[Dataset content — start]

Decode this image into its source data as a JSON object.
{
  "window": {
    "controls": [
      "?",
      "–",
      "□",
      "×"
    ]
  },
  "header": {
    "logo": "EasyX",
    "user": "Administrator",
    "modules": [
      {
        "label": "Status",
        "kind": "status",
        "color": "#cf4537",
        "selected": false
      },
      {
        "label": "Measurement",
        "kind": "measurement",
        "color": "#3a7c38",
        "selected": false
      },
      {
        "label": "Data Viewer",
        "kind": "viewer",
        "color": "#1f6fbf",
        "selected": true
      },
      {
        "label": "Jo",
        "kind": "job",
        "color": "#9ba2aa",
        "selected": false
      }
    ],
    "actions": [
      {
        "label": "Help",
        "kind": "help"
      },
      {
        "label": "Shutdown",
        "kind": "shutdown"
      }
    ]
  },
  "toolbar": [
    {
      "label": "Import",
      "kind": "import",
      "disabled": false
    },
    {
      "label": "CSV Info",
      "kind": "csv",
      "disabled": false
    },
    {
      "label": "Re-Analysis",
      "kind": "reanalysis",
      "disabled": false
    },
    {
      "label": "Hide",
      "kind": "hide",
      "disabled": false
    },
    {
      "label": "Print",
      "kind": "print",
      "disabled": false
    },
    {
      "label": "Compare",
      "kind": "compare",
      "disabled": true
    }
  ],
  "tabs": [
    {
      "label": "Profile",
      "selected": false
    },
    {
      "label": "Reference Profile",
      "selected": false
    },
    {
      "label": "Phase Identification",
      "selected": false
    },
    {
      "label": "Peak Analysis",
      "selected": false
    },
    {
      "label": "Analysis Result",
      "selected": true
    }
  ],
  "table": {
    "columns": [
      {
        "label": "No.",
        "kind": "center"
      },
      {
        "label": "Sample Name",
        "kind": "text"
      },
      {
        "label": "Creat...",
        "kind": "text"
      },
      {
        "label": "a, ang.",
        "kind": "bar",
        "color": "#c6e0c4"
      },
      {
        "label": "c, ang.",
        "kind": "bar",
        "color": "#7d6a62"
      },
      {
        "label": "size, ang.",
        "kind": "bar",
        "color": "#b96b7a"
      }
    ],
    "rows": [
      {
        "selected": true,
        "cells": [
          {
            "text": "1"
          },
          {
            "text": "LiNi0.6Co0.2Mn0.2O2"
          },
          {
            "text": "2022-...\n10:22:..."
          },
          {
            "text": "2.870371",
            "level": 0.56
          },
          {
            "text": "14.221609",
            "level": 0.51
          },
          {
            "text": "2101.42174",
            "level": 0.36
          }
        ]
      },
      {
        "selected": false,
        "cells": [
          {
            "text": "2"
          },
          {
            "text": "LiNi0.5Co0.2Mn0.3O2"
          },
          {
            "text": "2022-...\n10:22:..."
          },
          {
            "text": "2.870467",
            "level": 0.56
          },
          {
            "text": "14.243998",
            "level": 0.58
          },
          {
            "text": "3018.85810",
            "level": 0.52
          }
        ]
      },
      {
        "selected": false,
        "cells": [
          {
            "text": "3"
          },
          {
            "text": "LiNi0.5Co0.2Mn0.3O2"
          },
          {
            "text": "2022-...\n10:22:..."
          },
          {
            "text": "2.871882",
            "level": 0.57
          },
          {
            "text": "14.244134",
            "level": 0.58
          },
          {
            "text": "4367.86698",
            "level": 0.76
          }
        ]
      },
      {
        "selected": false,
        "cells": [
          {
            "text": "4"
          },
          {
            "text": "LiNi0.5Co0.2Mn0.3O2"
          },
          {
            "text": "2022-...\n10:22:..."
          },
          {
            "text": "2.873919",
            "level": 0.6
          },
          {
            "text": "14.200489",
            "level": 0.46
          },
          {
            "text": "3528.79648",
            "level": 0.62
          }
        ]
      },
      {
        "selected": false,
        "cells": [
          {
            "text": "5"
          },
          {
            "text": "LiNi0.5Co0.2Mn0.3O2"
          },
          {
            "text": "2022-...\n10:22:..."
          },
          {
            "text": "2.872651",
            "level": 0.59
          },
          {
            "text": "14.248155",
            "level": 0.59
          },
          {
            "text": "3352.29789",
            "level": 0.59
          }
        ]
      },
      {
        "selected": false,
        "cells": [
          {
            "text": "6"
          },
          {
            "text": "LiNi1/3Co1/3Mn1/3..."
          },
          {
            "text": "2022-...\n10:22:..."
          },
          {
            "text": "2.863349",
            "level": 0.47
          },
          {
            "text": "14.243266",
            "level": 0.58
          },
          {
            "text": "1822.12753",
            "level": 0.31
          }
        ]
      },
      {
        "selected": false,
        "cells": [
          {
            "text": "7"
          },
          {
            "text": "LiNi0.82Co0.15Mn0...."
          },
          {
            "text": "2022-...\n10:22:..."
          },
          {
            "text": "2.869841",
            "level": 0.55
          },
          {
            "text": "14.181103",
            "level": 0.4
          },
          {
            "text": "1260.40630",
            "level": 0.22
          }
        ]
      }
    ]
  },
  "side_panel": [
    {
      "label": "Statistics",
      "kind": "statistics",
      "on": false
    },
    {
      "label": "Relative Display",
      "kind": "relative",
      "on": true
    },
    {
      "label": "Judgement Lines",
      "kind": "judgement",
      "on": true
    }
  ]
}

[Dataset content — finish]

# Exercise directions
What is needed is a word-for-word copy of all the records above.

# Written solution
Decode this image into its source data as a JSON object.
{
  "window": {
    "controls": [
      "?",
      "–",
      "□",
      "×"
    ]
  },
  "header": {
    "logo": "EasyX",
    "user": "Administrator",
    "modules": [
      {
        "label": "Status",
        "kind": "status",
        "color": "#cf4537",
        "selected": false
      },
      {
        "label": "Measurement",
        "kind": "measurement",
        "color": "#3a7c38",
        "selected": false
      },
      {
        "label": "Data Viewer",
        "kind": "viewer",
        "color": "#1f6fbf",
        "selected": true
      },
      {
        "label": "Jo",
        "kind": "job",
        "color": "#9ba2aa",
        "selected": false
      }
    ],
    "actions": [
      {
        "label": "Help",
        "kind": "help"
      },
      {
        "label": "Shutdown",
        "kind": "shutdown"
      }
    ]
  },
  "toolbar": [
    {
      "label": "Import",
      "kind": "import",
      "disabled": false
    },
    {
      "label": "CSV Info",
      "kind": "csv",
      "disabled": false
    },
    {
      "label": "Re-Analysis",
      "kind": "reanalysis",
      "disabled": false
    },
    {
      "label": "Hide",
      "kind": "hide",
      "disabled": false
    },
    {
      "label": "Print",
      "kind": "print",
      "disabled": false
    },
    {
      "label": "Compare",
      "kind": "compare",
      "disabled": true
    }
  ],
  "tabs": [
    {
      "label": "Profile",
      "selected": false
    },
    {
      "label": "Reference Profile",
      "selected": false
    },
    {
      "label": "Phase Identification",
      "selected": false
    },
    {
      "label": "Peak Analysis",
      "selected": false
    },
    {
      "label": "Analysis Result",
      "selected": true
    }
  ],
  "table": {
    "columns": [
      {
        "label": "No.",
        "kind": "center"
      },
      {
        "label": "Sample Name",
        "kind": "text"
      },
      {
        "label": "Creat...",
        "kind": "text"
      },
      {
        "label": "a, ang.",
        "kind": "bar",
        "color": "#c6e0c4"
      },
      {
        "label": "c, ang.",
        "kind": "bar",
        "color": "#7d6a62"
      },
      {
        "label": "size, ang.",
        "kind": "bar",
        "color": "#b96b7a"
      }
    ],
    "rows": [
      {
        "selected": true,
        "cells": [
          {
            "text": "1"
          },
          {
            "text": "LiNi0.6Co0.2Mn0.2O2"
          },
          {
            "text": "2022-...\n10:22:..."
          },
          {
            "text": "2.870371",
            "level": 0.56
          },
          {
            "text": "14.221609",
            "level": 0.51
          },
          {
            "text": "2101.42174",
            "level": 0.36
          }
        ]
      },
      {
        "selected": false,
        "cells": [
          {
            "text": "2"
          },
          {
            "text": "LiNi0.5Co0.2Mn0.3O2"
          },
          {
            "text": "2022-...\n10:22:..."
          },
          {
            "text": "2.870467",
            "level": 0.56
          },
          {
            "text": "14.243998",
            "level": 0.58
          },
          {
            "text": "3018.85810",
            "level": 0.52
          }
        ]
      },
      {
        "selected": false,
        "cells": [
          {
            "text": "3"
          },
          {
            "text": "LiNi0.5Co0.2Mn0.3O2"
          },
          {
            "text": "2022-...\n10:22:..."
          },
          {
            "text": "2.871882",
            "level": 0.57
          },
          {
            "text": "14.244134",
            "level": 0.58
          },
          {
            "text": "4367.86698",
            "level": 0.76
          }
        ]
      },
      {
        "selected": false,
        "cells": [
          {
            "text": "4"
          },
          {
            "text": "LiNi0.5Co0.2Mn0.3O2"
          },
          {
            "text": "2022-...\n10:22:..."
          },
          {
            "text": "2.873919",
            "level": 0.6
          },
          {
            "text": "14.200489",
            "level": 0.46
          },
          {
            "text": "3528.79648",
            "level": 0.62
          }
        ]
      },
      {
        "selected": false,
        "cells": [
          {
            "text": "5"
          },
          {
            "text": "LiNi0.5Co0.2Mn0.3O2"
          },
          {
            "text": "2022-...\n10:22:..."
          },
          {
            "text": "2.872651",
            "level": 0.59
          },
          {
            "text": "14.248155",
            "level": 0.59
          },
          {
            "text": "3352.29789",
            "level": 0.59
          }
        ]
      },
      {
        "selected": false,
        "cells": [
          {
            "text": "6"
          },
          {
            "text": "LiNi1/3Co1/3Mn1/3..."
          },
          {
            "text": "2022-...\n10:22:..."
          },
          {
            "text": "2.863349",
            "level": 0.47
          },
          {
            "text": "14.243266",
            "level": 0.58
          },
          {
            "text": "1822.12753",
            "level": 0.31
          }
        ]
      },
      {
        "selected": false,
        "cells": [
          {
            "text": "7"
          },
          {
            "text": "LiNi0.82Co0.15Mn0...."
          },
          {
            "text": "2022-...\n10:22:..."
          },
          {
            "text": "2.869841",
            "level": 0.55
          },
          {
            "text": "14.181103",
            "level": 0.4
          },
          {
            "text": "1260.40630",
            "level": 0.22
          }
        ]
      }
    ]
  },
  "side_panel": [
    {
      "label": "Statistics",
      "kind": "statistics",
      "on": false
    },
    {
      "label": "Relative Display",
      "kind": "relative",
      "on": true
    },
    {
      "label": "Judgement Lines",
      "kind": "judgement",
      "on": true
    }
  ]
}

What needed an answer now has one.